YOUR GOAL> Give the entries below again, word for word, and leave out the images.

DATA TO USE>
━━━

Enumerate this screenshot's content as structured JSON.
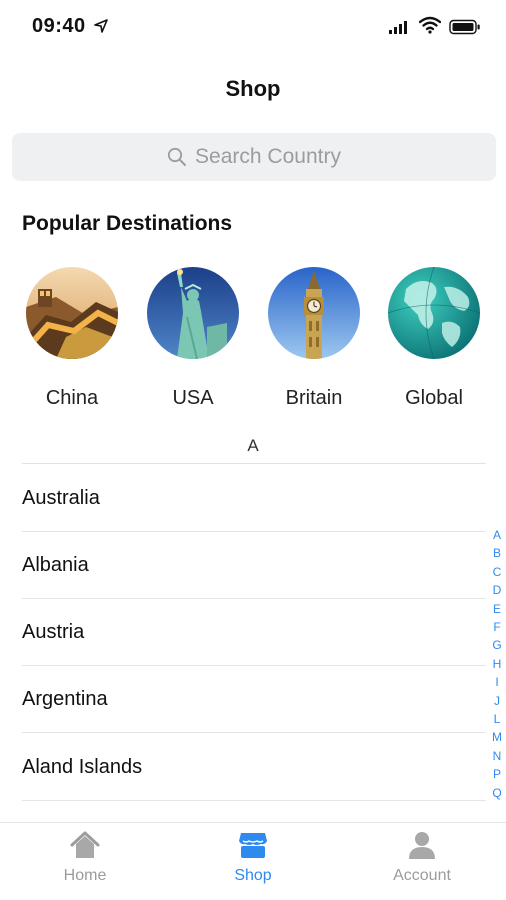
{
  "status_bar": {
    "time": "09:40"
  },
  "header": {
    "title": "Shop"
  },
  "search": {
    "placeholder": "Search Country"
  },
  "popular": {
    "title": "Popular Destinations",
    "items": [
      {
        "label": "China",
        "image": "great-wall"
      },
      {
        "label": "USA",
        "image": "statue-of-liberty"
      },
      {
        "label": "Britain",
        "image": "big-ben"
      },
      {
        "label": "Global",
        "image": "globe"
      }
    ]
  },
  "list": {
    "section_letter": "A",
    "countries": [
      "Australia",
      "Albania",
      "Austria",
      "Argentina",
      "Aland Islands"
    ]
  },
  "index_letters": [
    "A",
    "B",
    "C",
    "D",
    "E",
    "F",
    "G",
    "H",
    "I",
    "J",
    "L",
    "M",
    "N",
    "P",
    "Q"
  ],
  "tabs": [
    {
      "label": "Home",
      "icon": "home-icon",
      "active": false
    },
    {
      "label": "Shop",
      "icon": "shop-icon",
      "active": true
    },
    {
      "label": "Account",
      "icon": "account-icon",
      "active": false
    }
  ],
  "colors": {
    "accent": "#2f8af0",
    "inactive": "#9c9c9c",
    "search_bg": "#eff0f2"
  }
}
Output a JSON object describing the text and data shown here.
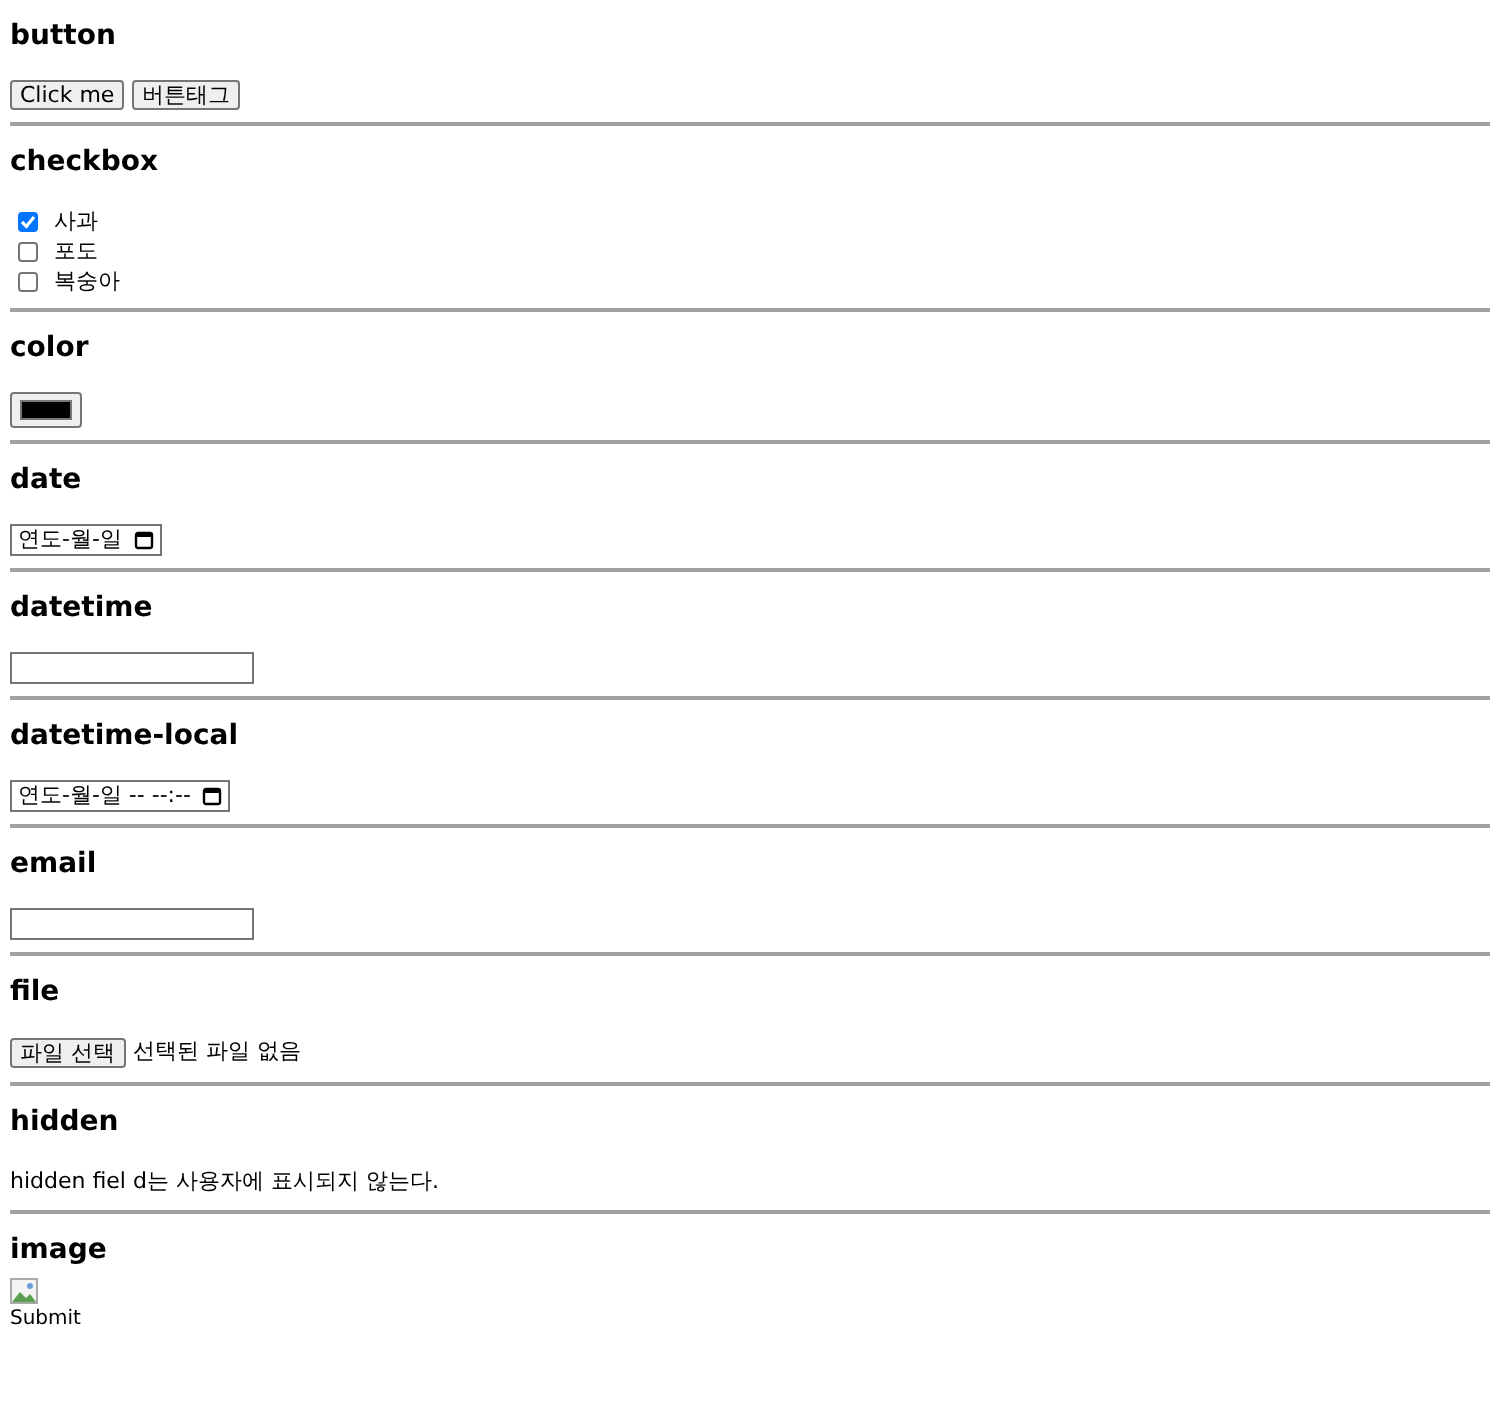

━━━

RESPONSE BOX>
Enumerate this screenshot's content as structured JSON.
{
  "status_bar": {
    "time": "09:40"
  },
  "header": {
    "title": "Shop"
  },
  "search": {
    "placeholder": "Search Country"
  },
  "popular": {
    "title": "Popular Destinations",
    "items": [
      {
        "label": "China",
        "image": "great-wall"
      },
      {
        "label": "USA",
        "image": "statue-of-liberty"
      },
      {
        "label": "Britain",
        "image": "big-ben"
      },
      {
        "label": "Global",
        "image": "globe"
      }
    ]
  },
  "list": {
    "section_letter": "A",
    "countries": [
      "Australia",
      "Albania",
      "Austria",
      "Argentina",
      "Aland Islands"
    ]
  },
  "index_letters": [
    "A",
    "B",
    "C",
    "D",
    "E",
    "F",
    "G",
    "H",
    "I",
    "J",
    "L",
    "M",
    "N",
    "P",
    "Q"
  ],
  "tabs": [
    {
      "label": "Home",
      "icon": "home-icon",
      "active": false
    },
    {
      "label": "Shop",
      "icon": "shop-icon",
      "active": true
    },
    {
      "label": "Account",
      "icon": "account-icon",
      "active": false
    }
  ],
  "colors": {
    "accent": "#2f8af0",
    "inactive": "#9c9c9c",
    "search_bg": "#eff0f2"
  }
}
Output a JSON object describing the text and data shown here.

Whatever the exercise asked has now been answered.